* [Source data]:

-*-

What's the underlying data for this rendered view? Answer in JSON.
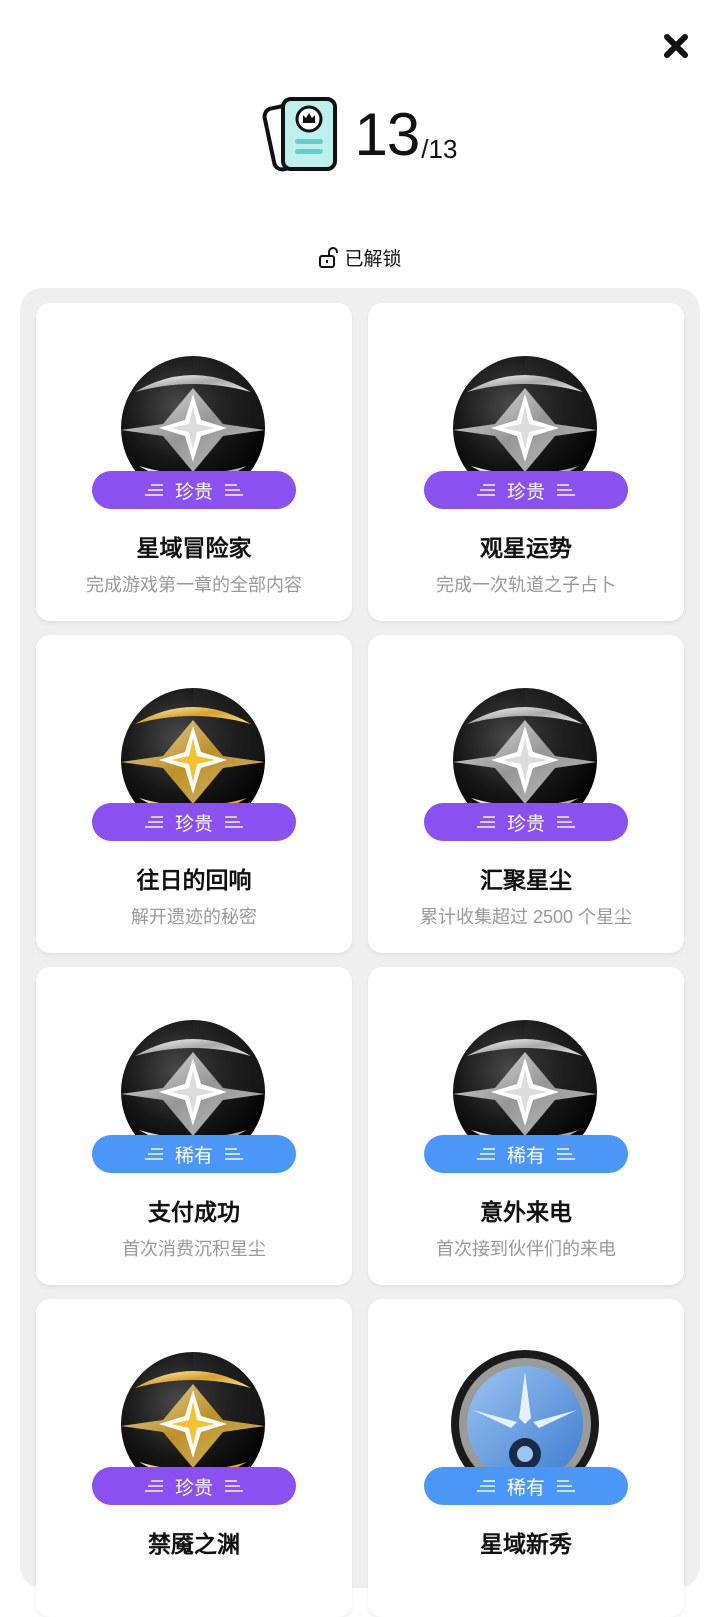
{
  "header": {
    "count": "13",
    "total": "/13",
    "status_label": "已解锁"
  },
  "colors": {
    "rare_purple": "#8a50f0",
    "rare_blue": "#4c96f7"
  },
  "achievements": [
    {
      "title": "星域冒险家",
      "desc": "完成游戏第一章的全部内容",
      "tier": "珍贵",
      "color": "purple",
      "badge": "silver-star-emblem"
    },
    {
      "title": "观星运势",
      "desc": "完成一次轨道之子占卜",
      "tier": "珍贵",
      "color": "purple",
      "badge": "silver-star-emblem"
    },
    {
      "title": "往日的回响",
      "desc": "解开遗迹的秘密",
      "tier": "珍贵",
      "color": "purple",
      "badge": "gold-star-emblem"
    },
    {
      "title": "汇聚星尘",
      "desc": "累计收集超过 2500 个星尘",
      "tier": "珍贵",
      "color": "purple",
      "badge": "silver-star-emblem"
    },
    {
      "title": "支付成功",
      "desc": "首次消费沉积星尘",
      "tier": "稀有",
      "color": "blue",
      "badge": "silver-star-emblem"
    },
    {
      "title": "意外来电",
      "desc": "首次接到伙伴们的来电",
      "tier": "稀有",
      "color": "blue",
      "badge": "silver-star-emblem"
    },
    {
      "title": "禁魇之渊",
      "desc": "",
      "tier": "珍贵",
      "color": "purple",
      "badge": "gold-star-emblem"
    },
    {
      "title": "星域新秀",
      "desc": "",
      "tier": "稀有",
      "color": "blue",
      "badge": "blue-compass-emblem"
    }
  ]
}
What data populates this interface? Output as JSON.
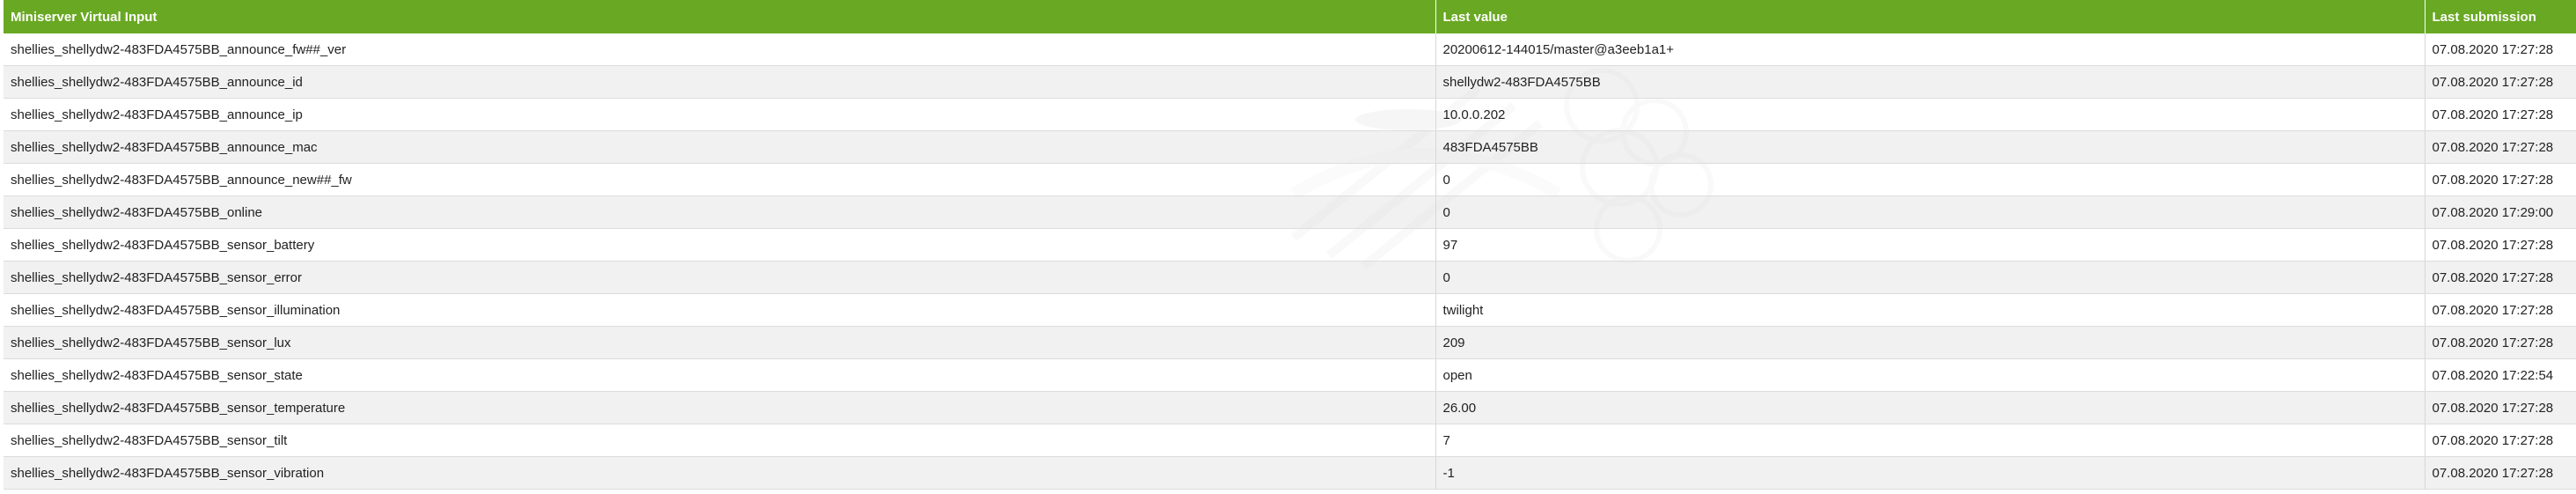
{
  "table": {
    "headers": [
      "Miniserver Virtual Input",
      "Last value",
      "Last submission"
    ],
    "rows": [
      {
        "input": "shellies_shellydw2-483FDA4575BB_announce_fw##_ver",
        "value": "20200612-144015/master@a3eeb1a1+",
        "submitted": "07.08.2020 17:27:28"
      },
      {
        "input": "shellies_shellydw2-483FDA4575BB_announce_id",
        "value": "shellydw2-483FDA4575BB",
        "submitted": "07.08.2020 17:27:28"
      },
      {
        "input": "shellies_shellydw2-483FDA4575BB_announce_ip",
        "value": "10.0.0.202",
        "submitted": "07.08.2020 17:27:28"
      },
      {
        "input": "shellies_shellydw2-483FDA4575BB_announce_mac",
        "value": "483FDA4575BB",
        "submitted": "07.08.2020 17:27:28"
      },
      {
        "input": "shellies_shellydw2-483FDA4575BB_announce_new##_fw",
        "value": "0",
        "submitted": "07.08.2020 17:27:28"
      },
      {
        "input": "shellies_shellydw2-483FDA4575BB_online",
        "value": "0",
        "submitted": "07.08.2020 17:29:00"
      },
      {
        "input": "shellies_shellydw2-483FDA4575BB_sensor_battery",
        "value": "97",
        "submitted": "07.08.2020 17:27:28"
      },
      {
        "input": "shellies_shellydw2-483FDA4575BB_sensor_error",
        "value": "0",
        "submitted": "07.08.2020 17:27:28"
      },
      {
        "input": "shellies_shellydw2-483FDA4575BB_sensor_illumination",
        "value": "twilight",
        "submitted": "07.08.2020 17:27:28"
      },
      {
        "input": "shellies_shellydw2-483FDA4575BB_sensor_lux",
        "value": "209",
        "submitted": "07.08.2020 17:27:28"
      },
      {
        "input": "shellies_shellydw2-483FDA4575BB_sensor_state",
        "value": "open",
        "submitted": "07.08.2020 17:22:54"
      },
      {
        "input": "shellies_shellydw2-483FDA4575BB_sensor_temperature",
        "value": "26.00",
        "submitted": "07.08.2020 17:27:28"
      },
      {
        "input": "shellies_shellydw2-483FDA4575BB_sensor_tilt",
        "value": "7",
        "submitted": "07.08.2020 17:27:28"
      },
      {
        "input": "shellies_shellydw2-483FDA4575BB_sensor_vibration",
        "value": "-1",
        "submitted": "07.08.2020 17:27:28"
      }
    ]
  },
  "colors": {
    "header_bg": "#69a823",
    "header_text": "#ffffff",
    "row_alt": "#ececec"
  },
  "watermark": {
    "icon": "logo-watermark-icon"
  }
}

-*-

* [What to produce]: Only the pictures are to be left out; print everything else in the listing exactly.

* [Result]:
What's the underlying data for this rendered view? Answer in JSON.
{
  "header": {
    "count": "13",
    "total": "/13",
    "status_label": "已解锁"
  },
  "colors": {
    "rare_purple": "#8a50f0",
    "rare_blue": "#4c96f7"
  },
  "achievements": [
    {
      "title": "星域冒险家",
      "desc": "完成游戏第一章的全部内容",
      "tier": "珍贵",
      "color": "purple",
      "badge": "silver-star-emblem"
    },
    {
      "title": "观星运势",
      "desc": "完成一次轨道之子占卜",
      "tier": "珍贵",
      "color": "purple",
      "badge": "silver-star-emblem"
    },
    {
      "title": "往日的回响",
      "desc": "解开遗迹的秘密",
      "tier": "珍贵",
      "color": "purple",
      "badge": "gold-star-emblem"
    },
    {
      "title": "汇聚星尘",
      "desc": "累计收集超过 2500 个星尘",
      "tier": "珍贵",
      "color": "purple",
      "badge": "silver-star-emblem"
    },
    {
      "title": "支付成功",
      "desc": "首次消费沉积星尘",
      "tier": "稀有",
      "color": "blue",
      "badge": "silver-star-emblem"
    },
    {
      "title": "意外来电",
      "desc": "首次接到伙伴们的来电",
      "tier": "稀有",
      "color": "blue",
      "badge": "silver-star-emblem"
    },
    {
      "title": "禁魇之渊",
      "desc": "",
      "tier": "珍贵",
      "color": "purple",
      "badge": "gold-star-emblem"
    },
    {
      "title": "星域新秀",
      "desc": "",
      "tier": "稀有",
      "color": "blue",
      "badge": "blue-compass-emblem"
    }
  ]
}
What data populates this interface? Output as JSON.
{
  "table": {
    "headers": [
      "Miniserver Virtual Input",
      "Last value",
      "Last submission"
    ],
    "rows": [
      {
        "input": "shellies_shellydw2-483FDA4575BB_announce_fw##_ver",
        "value": "20200612-144015/master@a3eeb1a1+",
        "submitted": "07.08.2020 17:27:28"
      },
      {
        "input": "shellies_shellydw2-483FDA4575BB_announce_id",
        "value": "shellydw2-483FDA4575BB",
        "submitted": "07.08.2020 17:27:28"
      },
      {
        "input": "shellies_shellydw2-483FDA4575BB_announce_ip",
        "value": "10.0.0.202",
        "submitted": "07.08.2020 17:27:28"
      },
      {
        "input": "shellies_shellydw2-483FDA4575BB_announce_mac",
        "value": "483FDA4575BB",
        "submitted": "07.08.2020 17:27:28"
      },
      {
        "input": "shellies_shellydw2-483FDA4575BB_announce_new##_fw",
        "value": "0",
        "submitted": "07.08.2020 17:27:28"
      },
      {
        "input": "shellies_shellydw2-483FDA4575BB_online",
        "value": "0",
        "submitted": "07.08.2020 17:29:00"
      },
      {
        "input": "shellies_shellydw2-483FDA4575BB_sensor_battery",
        "value": "97",
        "submitted": "07.08.2020 17:27:28"
      },
      {
        "input": "shellies_shellydw2-483FDA4575BB_sensor_error",
        "value": "0",
        "submitted": "07.08.2020 17:27:28"
      },
      {
        "input": "shellies_shellydw2-483FDA4575BB_sensor_illumination",
        "value": "twilight",
        "submitted": "07.08.2020 17:27:28"
      },
      {
        "input": "shellies_shellydw2-483FDA4575BB_sensor_lux",
        "value": "209",
        "submitted": "07.08.2020 17:27:28"
      },
      {
        "input": "shellies_shellydw2-483FDA4575BB_sensor_state",
        "value": "open",
        "submitted": "07.08.2020 17:22:54"
      },
      {
        "input": "shellies_shellydw2-483FDA4575BB_sensor_temperature",
        "value": "26.00",
        "submitted": "07.08.2020 17:27:28"
      },
      {
        "input": "shellies_shellydw2-483FDA4575BB_sensor_tilt",
        "value": "7",
        "submitted": "07.08.2020 17:27:28"
      },
      {
        "input": "shellies_shellydw2-483FDA4575BB_sensor_vibration",
        "value": "-1",
        "submitted": "07.08.2020 17:27:28"
      }
    ]
  },
  "colors": {
    "header_bg": "#69a823",
    "header_text": "#ffffff",
    "row_alt": "#ececec"
  },
  "watermark": {
    "icon": "logo-watermark-icon"
  }
}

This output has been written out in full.